Some engines have a certain sound. Fury. Hate. Anger. They emanate total power. This engine makes that sound. It makes that power. When the throttle goes WFO on this thing, the little hairs on your arm stand straight up, and you get that special feeling that lets you know something really good is happening. Like listening to Metallica's "One," it just builds and builds and you can't help wanting more. Once the final notes have played, the silence that remains is just as deafening.

Before breaking down the notes on this engine, let's first take a little trip back in time. In 1967, GM began selling high-performance engines over the counter and their line of offerings has steadily grown into the full-blown GM Performance Parts array of crate engines that we see today. Dr. Jamie Meyer of GMPP says the 572 that they based their build on was originally offered for sale in 2003 and has been a number one hit ever since. He also stresses that GM is the only source for brand-new Chevy engines. "If you buy a 350 Chevy from someone else, you just bought a used engine. That holds true for the big-block series as well-427 and 454. We are still making brand-new Chevy big-blocks every day." As a side note, we just got word that GMPP dropped the pricing of their ZZ427 so that enthusiasts can pick up a modern version of the fabled L88 direct from GM on the cheap. They even have a few of the limited Anniversary Edition 427s floating around in dealer inventory if you want something real special.
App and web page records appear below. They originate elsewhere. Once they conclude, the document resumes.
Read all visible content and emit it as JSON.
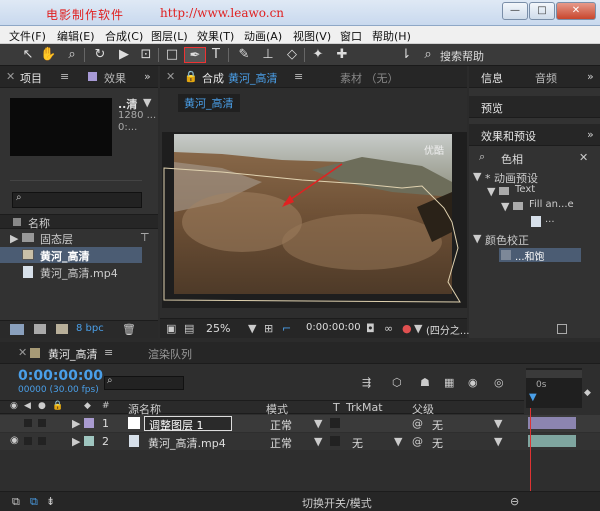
{
  "titlebar": {
    "title": "电影制作软件",
    "url": "http://www.leawo.cn",
    "minimize": "—",
    "maximize": "□",
    "close": "✕"
  },
  "menu": [
    "文件(F)",
    "编辑(E)",
    "合成(C)",
    "图层(L)",
    "效果(T)",
    "动画(A)",
    "视图(V)",
    "窗口",
    "帮助(H)"
  ],
  "toolbar": {
    "search_label": "搜索帮助"
  },
  "project_panel": {
    "tab_label": "项目",
    "effects_tab": "效果",
    "comp_name": "..清",
    "comp_res": "1280 ...",
    "comp_dur": "0:...",
    "column_name": "名称",
    "items": [
      {
        "label": "固态层",
        "type": "folder"
      },
      {
        "label": "黄河_高清",
        "type": "comp"
      },
      {
        "label": "黄河_高清.mp4",
        "type": "footage"
      }
    ],
    "bpc": "8 bpc"
  },
  "comp_panel": {
    "tab_prefix": "合成",
    "tab_name": "黄河_高清",
    "footage_tab": "素材 （无）",
    "breadcrumb": "黄河_高清",
    "watermark": "优酷",
    "zoom": "25%",
    "timecode": "0:00:00:00",
    "quality": "(四分之..."
  },
  "right_panel": {
    "info_tab": "信息",
    "audio_tab": "音频",
    "preview_tab": "预览",
    "effects_tab": "效果和预设",
    "search_value": "色相",
    "tree": [
      {
        "label": "* 动画预设",
        "level": 0
      },
      {
        "label": "Text",
        "level": 1
      },
      {
        "label": "Fill an...e",
        "level": 2
      },
      {
        "label": "...",
        "level": 3
      },
      {
        "label": "颜色校正",
        "level": 0
      },
      {
        "label": "...和饱",
        "level": 1
      }
    ]
  },
  "timeline": {
    "tab_name": "黄河_高清",
    "render_queue": "渲染队列",
    "timecode": "0:00:00:00",
    "fps": "00000 (30.00 fps)",
    "columns": {
      "source": "源名称",
      "mode": "模式",
      "t": "T",
      "trkmat": "TrkMat",
      "parent": "父级"
    },
    "layers": [
      {
        "num": "1",
        "name": "调整图层 1",
        "mode": "正常",
        "trkmat": "",
        "parent": "无"
      },
      {
        "num": "2",
        "name": "黄河_高清.mp4",
        "mode": "正常",
        "trkmat": "无",
        "parent": "无"
      }
    ],
    "ruler_label": "0s",
    "footer": "切换开关/模式"
  },
  "colors": {
    "accent_blue": "#4a9fe8",
    "selection_red": "#e33333",
    "panel_bg": "#323232"
  }
}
The 572 offered from GMPP is designed as a 4.560-inch bore by 4.375-inch stroke combination using rectangle-port aluminum heads on a tall-deck Gen VI block. We built our instrument using a short-deck version of the famous Bow Tie block with the bore and stroke dimensions matching that of the crate engine. Naturally, we used a torque plate to stress the block while honing, simulating the effects of torquing the heads in place. For the honing procedure, it seems like all machine shops have their own secret way of finishing the bores. We've found great results with our Sunnen CK10 by roughing it in to the last thousandth of an inch with a 180-grit stone, using a 220-grit to get to finished size, then running four strokes with a 280-grit and four strokes with a 400-grit. Since we were going for the gusto, we also hit this block with four strokes of a 600-grit stone. Clean honing fluid, the right pressure on the stones, and a good feel for the machine are the tricks to getting the holes round and straight to within a couple ten-thousandths of an inch.

The rotating assembly is sort of like the rhythm section of this band. It is always moving, making the cadence and striking the beat that the rest of the players follow. At the very bottom, a Kryptonite crankshaft made from EN30B billet steel spins to the beat. It was a bargain that engine owner Kris Henderson scored from a buddy's blown-up offshore powerboat. A couple hundred bucks for a crank that usually costs close to $3K is a real deal.

Eagle Specialty Products supplied a set of their Armor-coated 6.385-inch-long H-beam rods with the L19 bolt upgrade. Using a rod bolt stretch gauge, we determined that it takes right about 80 ft-lb to give the bolts .0058 inch worth of stretch. That tension on the bolts is what keeps the fasteners from backing out and the added tensile strength of the L19 material keeps the rod bearing bore from elongating and stretching out when the engine is at speed. I'll be honest, I was slightly skeptical of the Armor coating that was on the rods, but really the oil would just about bead up on it, and you could feel how much slicker it was than an untreated rod. For the small amount of the upgrade price, it was absolutely worth it.